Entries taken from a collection
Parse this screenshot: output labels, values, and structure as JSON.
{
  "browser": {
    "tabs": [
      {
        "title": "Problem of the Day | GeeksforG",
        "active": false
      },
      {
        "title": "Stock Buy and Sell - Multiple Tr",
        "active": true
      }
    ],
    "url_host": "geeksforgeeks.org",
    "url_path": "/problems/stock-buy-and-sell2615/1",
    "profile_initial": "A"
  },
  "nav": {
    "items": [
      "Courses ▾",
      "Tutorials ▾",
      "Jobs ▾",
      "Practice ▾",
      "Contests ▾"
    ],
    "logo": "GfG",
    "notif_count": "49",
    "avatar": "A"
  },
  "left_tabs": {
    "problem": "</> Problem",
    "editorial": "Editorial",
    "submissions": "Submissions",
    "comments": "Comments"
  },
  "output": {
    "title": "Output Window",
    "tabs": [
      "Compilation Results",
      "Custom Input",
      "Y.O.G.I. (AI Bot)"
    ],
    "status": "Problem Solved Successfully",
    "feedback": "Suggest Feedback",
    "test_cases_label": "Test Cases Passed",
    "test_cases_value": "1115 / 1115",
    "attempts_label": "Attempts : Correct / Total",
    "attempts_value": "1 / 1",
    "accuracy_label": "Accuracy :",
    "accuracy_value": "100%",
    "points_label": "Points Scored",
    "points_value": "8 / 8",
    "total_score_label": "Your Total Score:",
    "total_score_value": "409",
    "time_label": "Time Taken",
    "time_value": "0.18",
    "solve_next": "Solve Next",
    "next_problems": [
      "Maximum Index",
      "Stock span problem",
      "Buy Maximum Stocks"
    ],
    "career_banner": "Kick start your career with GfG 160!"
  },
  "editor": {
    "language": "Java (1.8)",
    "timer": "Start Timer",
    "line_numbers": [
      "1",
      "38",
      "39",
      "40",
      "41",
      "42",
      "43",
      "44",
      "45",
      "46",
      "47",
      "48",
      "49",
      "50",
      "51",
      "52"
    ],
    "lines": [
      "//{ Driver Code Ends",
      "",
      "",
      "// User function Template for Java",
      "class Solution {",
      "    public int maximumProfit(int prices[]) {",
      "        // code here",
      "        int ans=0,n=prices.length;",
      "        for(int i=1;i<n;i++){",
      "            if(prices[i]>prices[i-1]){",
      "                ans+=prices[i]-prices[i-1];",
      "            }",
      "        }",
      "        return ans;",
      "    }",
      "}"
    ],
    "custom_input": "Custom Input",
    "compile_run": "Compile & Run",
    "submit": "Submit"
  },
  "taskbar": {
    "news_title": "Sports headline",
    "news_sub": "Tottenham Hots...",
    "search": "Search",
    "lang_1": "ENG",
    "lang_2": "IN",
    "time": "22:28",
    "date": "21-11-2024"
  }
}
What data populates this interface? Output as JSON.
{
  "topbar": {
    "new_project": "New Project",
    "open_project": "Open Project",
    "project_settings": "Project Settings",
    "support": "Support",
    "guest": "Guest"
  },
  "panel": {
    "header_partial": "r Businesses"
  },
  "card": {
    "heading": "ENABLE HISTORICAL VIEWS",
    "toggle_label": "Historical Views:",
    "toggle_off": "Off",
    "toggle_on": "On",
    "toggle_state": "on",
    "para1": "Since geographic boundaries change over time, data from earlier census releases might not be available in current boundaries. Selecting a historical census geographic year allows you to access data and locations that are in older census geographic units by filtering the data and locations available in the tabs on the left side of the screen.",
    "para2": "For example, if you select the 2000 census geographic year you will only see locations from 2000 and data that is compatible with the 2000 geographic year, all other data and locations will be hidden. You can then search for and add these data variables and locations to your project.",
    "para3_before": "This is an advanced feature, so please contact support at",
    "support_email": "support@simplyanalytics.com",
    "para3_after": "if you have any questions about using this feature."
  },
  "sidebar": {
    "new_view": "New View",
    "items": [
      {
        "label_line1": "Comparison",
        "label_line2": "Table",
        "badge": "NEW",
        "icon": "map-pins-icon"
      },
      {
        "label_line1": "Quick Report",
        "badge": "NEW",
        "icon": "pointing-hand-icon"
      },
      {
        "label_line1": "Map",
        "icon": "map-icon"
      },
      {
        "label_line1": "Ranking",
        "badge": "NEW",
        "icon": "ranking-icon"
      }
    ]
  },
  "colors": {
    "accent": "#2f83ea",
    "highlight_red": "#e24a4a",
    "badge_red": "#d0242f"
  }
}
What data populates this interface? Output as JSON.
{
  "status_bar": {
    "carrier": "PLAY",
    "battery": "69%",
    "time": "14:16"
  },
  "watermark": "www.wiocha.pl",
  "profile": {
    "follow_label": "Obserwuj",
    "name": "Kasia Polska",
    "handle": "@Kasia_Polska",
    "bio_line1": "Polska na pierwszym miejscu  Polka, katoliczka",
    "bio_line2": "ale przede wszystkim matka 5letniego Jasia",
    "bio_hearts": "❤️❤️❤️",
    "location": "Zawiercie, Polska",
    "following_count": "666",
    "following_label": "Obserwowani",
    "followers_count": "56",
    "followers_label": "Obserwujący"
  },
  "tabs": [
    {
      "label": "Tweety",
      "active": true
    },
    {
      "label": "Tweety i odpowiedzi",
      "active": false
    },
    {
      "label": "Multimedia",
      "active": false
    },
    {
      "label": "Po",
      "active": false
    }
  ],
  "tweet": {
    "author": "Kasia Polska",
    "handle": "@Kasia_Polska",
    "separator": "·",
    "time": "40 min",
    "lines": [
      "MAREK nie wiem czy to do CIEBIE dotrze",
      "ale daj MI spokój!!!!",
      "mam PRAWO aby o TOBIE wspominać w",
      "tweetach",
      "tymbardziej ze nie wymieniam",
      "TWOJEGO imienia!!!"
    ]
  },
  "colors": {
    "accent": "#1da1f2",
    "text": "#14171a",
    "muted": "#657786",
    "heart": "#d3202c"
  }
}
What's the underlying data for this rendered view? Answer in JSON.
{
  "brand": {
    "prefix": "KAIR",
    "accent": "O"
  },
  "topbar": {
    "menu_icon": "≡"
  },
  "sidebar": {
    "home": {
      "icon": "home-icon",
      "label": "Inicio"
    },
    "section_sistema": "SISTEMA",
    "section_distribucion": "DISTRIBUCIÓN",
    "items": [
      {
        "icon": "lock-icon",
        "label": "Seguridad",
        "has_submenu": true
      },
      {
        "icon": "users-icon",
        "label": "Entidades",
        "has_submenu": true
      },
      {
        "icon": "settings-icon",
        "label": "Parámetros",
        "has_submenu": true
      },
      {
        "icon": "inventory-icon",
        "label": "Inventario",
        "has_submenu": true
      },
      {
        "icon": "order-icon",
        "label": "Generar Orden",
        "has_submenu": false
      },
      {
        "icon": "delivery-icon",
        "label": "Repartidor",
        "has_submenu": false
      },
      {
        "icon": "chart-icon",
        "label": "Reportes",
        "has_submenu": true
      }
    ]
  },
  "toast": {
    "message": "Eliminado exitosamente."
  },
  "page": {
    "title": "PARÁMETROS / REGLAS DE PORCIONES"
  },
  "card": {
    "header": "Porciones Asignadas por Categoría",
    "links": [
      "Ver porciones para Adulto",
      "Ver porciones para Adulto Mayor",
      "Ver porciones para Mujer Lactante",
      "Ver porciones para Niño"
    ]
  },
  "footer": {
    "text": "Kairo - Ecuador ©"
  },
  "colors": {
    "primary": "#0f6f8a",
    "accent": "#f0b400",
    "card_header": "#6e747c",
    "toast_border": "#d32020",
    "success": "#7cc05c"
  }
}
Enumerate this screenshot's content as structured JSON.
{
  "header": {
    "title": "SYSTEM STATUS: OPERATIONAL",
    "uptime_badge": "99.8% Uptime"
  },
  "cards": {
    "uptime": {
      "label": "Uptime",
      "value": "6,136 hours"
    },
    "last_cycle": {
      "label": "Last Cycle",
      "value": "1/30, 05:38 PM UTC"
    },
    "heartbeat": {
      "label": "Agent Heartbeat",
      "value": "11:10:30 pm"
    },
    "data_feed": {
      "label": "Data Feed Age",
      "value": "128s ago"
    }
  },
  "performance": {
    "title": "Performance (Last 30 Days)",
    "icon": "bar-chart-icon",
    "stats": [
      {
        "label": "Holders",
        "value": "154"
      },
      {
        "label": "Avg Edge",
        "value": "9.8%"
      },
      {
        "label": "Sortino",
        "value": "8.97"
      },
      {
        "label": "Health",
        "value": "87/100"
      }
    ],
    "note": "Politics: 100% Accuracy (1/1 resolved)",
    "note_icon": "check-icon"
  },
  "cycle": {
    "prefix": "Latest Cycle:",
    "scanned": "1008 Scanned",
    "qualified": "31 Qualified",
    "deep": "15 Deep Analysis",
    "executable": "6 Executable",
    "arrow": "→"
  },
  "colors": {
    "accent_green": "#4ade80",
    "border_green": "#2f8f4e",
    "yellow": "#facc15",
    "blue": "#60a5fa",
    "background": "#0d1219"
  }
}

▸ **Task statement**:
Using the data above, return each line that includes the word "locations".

▸ **Response to this task**:
    "para1": "Since geographic boundaries change over time, data from earlier census releases might not be available in current boundaries. Selecting a historical census geographic year allows you to access data and locations that are in older census geographic units by filtering the data and locations available in the tabs on the left side of the screen.",
    "para2": "For example, if you select the 2000 census geographic year you will only see locations from 2000 and data that is compatible with the 2000 geographic year, all other data and locations will be hidden. You can then search for and add these data variables and locations to your project.",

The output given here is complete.